_Exercise brief_
Pull every line holding the string "Faktury" from the records below.

[Stored data]
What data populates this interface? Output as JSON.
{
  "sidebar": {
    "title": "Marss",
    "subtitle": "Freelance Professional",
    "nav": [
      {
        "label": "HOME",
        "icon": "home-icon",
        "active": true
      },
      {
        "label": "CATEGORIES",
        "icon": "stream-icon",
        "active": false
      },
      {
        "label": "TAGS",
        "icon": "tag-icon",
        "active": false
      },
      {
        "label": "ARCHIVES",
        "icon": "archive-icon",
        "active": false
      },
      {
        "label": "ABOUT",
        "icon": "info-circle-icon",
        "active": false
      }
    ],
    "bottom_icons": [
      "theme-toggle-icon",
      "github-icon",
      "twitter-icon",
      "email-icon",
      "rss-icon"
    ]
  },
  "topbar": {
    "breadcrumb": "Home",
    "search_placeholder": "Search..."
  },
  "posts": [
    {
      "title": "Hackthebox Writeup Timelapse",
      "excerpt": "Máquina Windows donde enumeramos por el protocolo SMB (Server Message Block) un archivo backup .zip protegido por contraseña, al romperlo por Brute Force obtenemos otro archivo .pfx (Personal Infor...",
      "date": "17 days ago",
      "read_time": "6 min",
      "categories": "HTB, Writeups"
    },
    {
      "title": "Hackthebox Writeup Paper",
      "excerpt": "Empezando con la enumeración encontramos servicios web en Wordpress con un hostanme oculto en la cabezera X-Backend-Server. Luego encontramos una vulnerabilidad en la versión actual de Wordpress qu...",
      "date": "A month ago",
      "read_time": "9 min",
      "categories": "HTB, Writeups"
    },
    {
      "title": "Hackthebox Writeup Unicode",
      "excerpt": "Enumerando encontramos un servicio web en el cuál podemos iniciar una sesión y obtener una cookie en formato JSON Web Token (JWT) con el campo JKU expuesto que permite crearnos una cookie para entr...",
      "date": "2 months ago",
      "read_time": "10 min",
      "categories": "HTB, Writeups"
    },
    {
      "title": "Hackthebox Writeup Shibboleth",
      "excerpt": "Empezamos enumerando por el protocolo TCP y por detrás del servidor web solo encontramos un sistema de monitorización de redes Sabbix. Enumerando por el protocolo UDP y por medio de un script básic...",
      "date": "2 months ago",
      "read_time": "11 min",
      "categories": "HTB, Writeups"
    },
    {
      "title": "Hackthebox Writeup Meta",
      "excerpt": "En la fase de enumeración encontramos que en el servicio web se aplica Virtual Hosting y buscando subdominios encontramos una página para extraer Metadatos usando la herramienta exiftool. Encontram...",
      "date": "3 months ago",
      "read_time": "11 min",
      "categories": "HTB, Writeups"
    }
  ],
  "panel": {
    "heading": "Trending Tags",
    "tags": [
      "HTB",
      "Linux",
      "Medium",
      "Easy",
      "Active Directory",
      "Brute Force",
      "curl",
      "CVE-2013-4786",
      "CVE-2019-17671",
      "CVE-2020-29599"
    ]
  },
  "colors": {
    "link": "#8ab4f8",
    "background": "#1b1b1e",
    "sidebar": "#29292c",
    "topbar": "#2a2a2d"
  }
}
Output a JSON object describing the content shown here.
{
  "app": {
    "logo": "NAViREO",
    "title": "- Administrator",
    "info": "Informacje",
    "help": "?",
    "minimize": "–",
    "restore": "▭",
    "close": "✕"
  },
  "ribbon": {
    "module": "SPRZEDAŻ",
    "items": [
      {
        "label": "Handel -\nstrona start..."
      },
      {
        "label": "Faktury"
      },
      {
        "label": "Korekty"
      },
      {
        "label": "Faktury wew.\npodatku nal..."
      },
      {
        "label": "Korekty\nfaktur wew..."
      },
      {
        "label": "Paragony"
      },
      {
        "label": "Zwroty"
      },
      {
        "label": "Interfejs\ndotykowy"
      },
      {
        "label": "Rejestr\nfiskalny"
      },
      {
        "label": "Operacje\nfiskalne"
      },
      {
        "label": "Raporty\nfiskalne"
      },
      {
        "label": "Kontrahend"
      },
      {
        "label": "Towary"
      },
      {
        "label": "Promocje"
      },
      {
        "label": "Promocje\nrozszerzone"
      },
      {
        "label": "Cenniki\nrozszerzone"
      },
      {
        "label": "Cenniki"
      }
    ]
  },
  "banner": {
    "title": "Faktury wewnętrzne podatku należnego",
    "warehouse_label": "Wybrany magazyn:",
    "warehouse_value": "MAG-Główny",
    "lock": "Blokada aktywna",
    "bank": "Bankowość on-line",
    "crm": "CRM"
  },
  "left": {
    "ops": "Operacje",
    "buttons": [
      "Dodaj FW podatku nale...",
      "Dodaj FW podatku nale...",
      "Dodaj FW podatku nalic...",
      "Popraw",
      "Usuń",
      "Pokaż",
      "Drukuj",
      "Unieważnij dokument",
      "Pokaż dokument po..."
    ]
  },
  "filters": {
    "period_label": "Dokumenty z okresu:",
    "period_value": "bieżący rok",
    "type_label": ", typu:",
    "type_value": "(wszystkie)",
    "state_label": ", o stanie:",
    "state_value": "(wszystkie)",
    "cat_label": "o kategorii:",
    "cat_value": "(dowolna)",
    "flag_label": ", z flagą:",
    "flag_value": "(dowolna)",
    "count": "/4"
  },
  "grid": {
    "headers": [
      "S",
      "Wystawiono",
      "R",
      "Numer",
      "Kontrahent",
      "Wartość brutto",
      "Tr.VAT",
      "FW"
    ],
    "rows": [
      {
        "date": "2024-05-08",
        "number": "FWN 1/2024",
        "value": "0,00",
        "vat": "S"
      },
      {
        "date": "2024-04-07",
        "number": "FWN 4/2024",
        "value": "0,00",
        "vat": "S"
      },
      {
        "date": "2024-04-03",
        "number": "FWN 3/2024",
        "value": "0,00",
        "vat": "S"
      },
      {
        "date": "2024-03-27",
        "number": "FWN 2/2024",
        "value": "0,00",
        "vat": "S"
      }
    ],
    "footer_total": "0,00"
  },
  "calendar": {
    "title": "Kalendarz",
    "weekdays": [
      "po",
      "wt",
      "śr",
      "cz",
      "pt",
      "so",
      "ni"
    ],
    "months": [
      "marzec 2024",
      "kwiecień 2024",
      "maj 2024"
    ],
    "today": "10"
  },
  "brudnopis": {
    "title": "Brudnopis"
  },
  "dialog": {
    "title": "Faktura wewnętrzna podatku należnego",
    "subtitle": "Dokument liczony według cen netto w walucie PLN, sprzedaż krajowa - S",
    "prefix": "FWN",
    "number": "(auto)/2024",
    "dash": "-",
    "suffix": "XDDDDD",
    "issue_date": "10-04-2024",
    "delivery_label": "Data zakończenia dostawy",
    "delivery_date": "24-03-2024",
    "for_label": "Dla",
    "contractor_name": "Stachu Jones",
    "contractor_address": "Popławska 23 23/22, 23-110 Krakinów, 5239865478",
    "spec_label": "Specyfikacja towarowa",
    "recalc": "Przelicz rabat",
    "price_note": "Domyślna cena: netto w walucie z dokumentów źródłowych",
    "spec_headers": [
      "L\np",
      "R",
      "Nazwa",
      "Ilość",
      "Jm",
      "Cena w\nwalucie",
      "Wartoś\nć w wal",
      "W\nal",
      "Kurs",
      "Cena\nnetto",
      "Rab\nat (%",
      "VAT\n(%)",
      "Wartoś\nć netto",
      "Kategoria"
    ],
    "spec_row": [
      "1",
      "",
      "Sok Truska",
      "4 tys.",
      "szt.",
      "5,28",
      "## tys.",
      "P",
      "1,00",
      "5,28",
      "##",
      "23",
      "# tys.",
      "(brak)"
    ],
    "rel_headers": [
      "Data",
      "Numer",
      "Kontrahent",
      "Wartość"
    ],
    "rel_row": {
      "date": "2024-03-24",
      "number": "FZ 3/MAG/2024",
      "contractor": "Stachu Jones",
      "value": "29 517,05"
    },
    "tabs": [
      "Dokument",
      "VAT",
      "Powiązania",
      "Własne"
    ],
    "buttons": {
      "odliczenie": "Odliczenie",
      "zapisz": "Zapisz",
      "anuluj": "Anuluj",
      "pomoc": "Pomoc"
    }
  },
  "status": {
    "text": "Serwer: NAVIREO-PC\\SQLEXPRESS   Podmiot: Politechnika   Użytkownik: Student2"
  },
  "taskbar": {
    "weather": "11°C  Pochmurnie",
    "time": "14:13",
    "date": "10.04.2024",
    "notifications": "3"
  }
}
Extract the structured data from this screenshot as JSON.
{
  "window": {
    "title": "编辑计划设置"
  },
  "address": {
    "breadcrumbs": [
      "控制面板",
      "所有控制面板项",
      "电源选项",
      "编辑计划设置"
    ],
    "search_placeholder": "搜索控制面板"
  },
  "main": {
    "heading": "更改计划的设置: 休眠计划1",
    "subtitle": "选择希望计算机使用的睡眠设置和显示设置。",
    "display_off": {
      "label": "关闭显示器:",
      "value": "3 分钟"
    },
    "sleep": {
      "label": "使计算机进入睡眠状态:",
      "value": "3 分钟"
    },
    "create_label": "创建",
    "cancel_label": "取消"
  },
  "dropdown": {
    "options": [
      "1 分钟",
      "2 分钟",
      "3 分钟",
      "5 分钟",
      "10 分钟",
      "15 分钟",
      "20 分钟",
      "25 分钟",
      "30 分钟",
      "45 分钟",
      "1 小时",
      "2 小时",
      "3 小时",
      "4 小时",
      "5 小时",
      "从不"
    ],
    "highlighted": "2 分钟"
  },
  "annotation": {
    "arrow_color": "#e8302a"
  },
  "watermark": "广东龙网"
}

_Task answer_
        "label": "Faktury"
        "label": "Faktury wew.\npodatku nal..."
    "title": "Faktury wewnętrzne podatku należnego",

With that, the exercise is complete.